[This fragment is available in an audio version.]
Sometimes it’s wrong to begin a phrase with the word “just”. I offer as evidence two such situations. I think there’s a common thread to be drawn.
Stuck · People with mental-health issues can get stuck. For example, when some combination of depression and anxiety means they can’t get out of bed all day, and can’t say why. Or when they really need to get dressed or packed or organized for some imminent un-reschedulable event, and can’t get started.
It would be easy to — sorry, it is easy, I know this because I have — say something like “Just stand up and look out the window, it’s sunny.” Or “Just grab some random underwear and drop them in the suitcase, then you’ll be started”. Or “Just get the binder out of your knapsack and look at the first page.”
This. Will. Not. Help.
Broken · Suppose a colleague at work who takes care of an important high-volume Web Service is dealing with a horrible problem: Spiking latencies, or an actual outage. They’re not making good progress, and someone’s asked you if you can help. You look at some graphs and error messages. It’s easy (once again, I speak from experience) to say something like “Could you just cache the hot partition keys?” or “So, just scan the logs for the high-latency signals and frequency-sort them.”

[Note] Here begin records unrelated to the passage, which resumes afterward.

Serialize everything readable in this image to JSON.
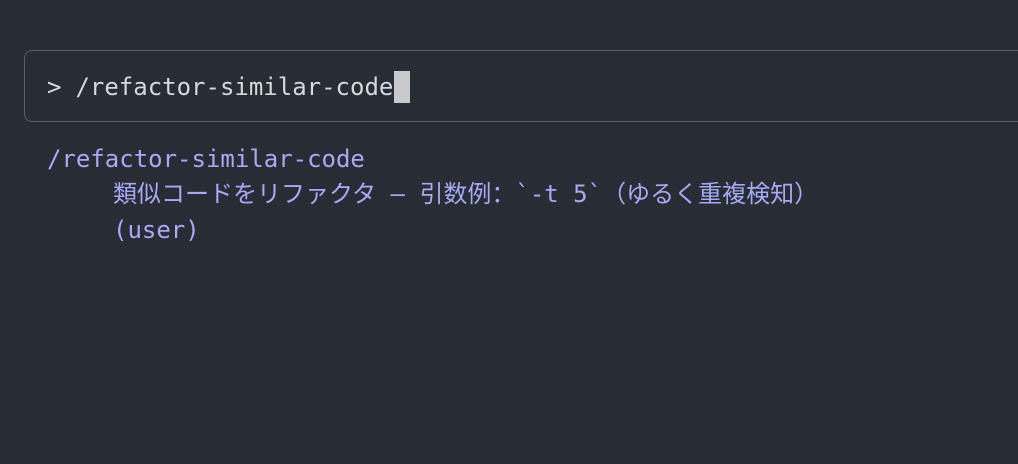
{
  "prompt": {
    "symbol": ">",
    "input_value": "/refactor-similar-code"
  },
  "suggestion": {
    "command": "/refactor-similar-code",
    "description": "類似コードをリファクタ – 引数例：`-t 5`（ゆるく重複検知）",
    "source": "(user)"
  },
  "colors": {
    "background": "#282c35",
    "input_text": "#d4d7dc",
    "suggestion_text": "#a7a9f2",
    "border": "#5a5f69",
    "cursor": "#c8c9cc"
  }
}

This. Will. Not. Help.
Philology · Pardon this sidebar; I’ve got a history with dictionaries. And, we have lots of ’em within pretty easy reach of where I’m sitting to write this. I was curious about this usage of “just” in a sense which sort of means “merely”, diminishing the difficulty of whatever action is being proposed.
So I grabbed the Shorter OED (4th ed.), which is a lot easier on the wrists and eyes than the full OED and which, cognoscenti will tell you, is maybe a little stronger on etymology than its larger sibling. Disappointingly, I turned up nothing. So I went and took out the Compact Oxford English Dictionary. Note: This is not the teeny little Compact Oxford Dictionary, it’s a 1989 printing of the then-new full Second Edition of the OED, photographically reduced with nine pages on each of its (very large) leaves. Which means it strains the wrist and you need a magnifying glass to read the text.
Wondering why I care? I helped produce these artifacts. Must write about that someday… anyhow.
In the big OED I struck gold. Which surprised me since I have always thought that the Shorter is enough to suffice anyone who’s not trying to figure out what Chaucer meant or when Indian vocabulary begin to infuse into English. In fact, this is the first time in decades that I’ve actually needed to go to the big OED.
Below I reproduce the relevant page. Warning: If you enlarge this you’ll get the full-resolution picture, and it’s not small. The page starts halfway through the adverbial senses of “just”.
There, we learn (see sense 5) of the usage which means “No more than; merely; barely”. The first supporting quotation is from Robert Hooke in 1665, but my favorite is from Macaulay in 1849: “Men who … seemed to think they had given an illustrious proof of loyalty by just stopping short of regicide.”
But let’s not ignore sense 5.c: “Used to extenuate the action expressed by a verb, and so to represent it as a small thing.” The first known usage from by Walter Scott in 1815. The most recent quotation is from 1898 and resonates with me: “Mother! Do just get in with me for a few minutes till the train starts.” I wonder why Mother wouldn’t get in, and I’m pretty sure that “just” didn’t help.
Take-away · Do not, to quote the OED, “represent as a small thing” the difficulty of something you’re asking someone else to do, when you’re not inside their head and don’t understand what they see and feel. The word “just” is a signal that you’re not taking their problem seriously.
So, don’t do that.
I’d like to say “Just don’t” but obviously shouldn’t.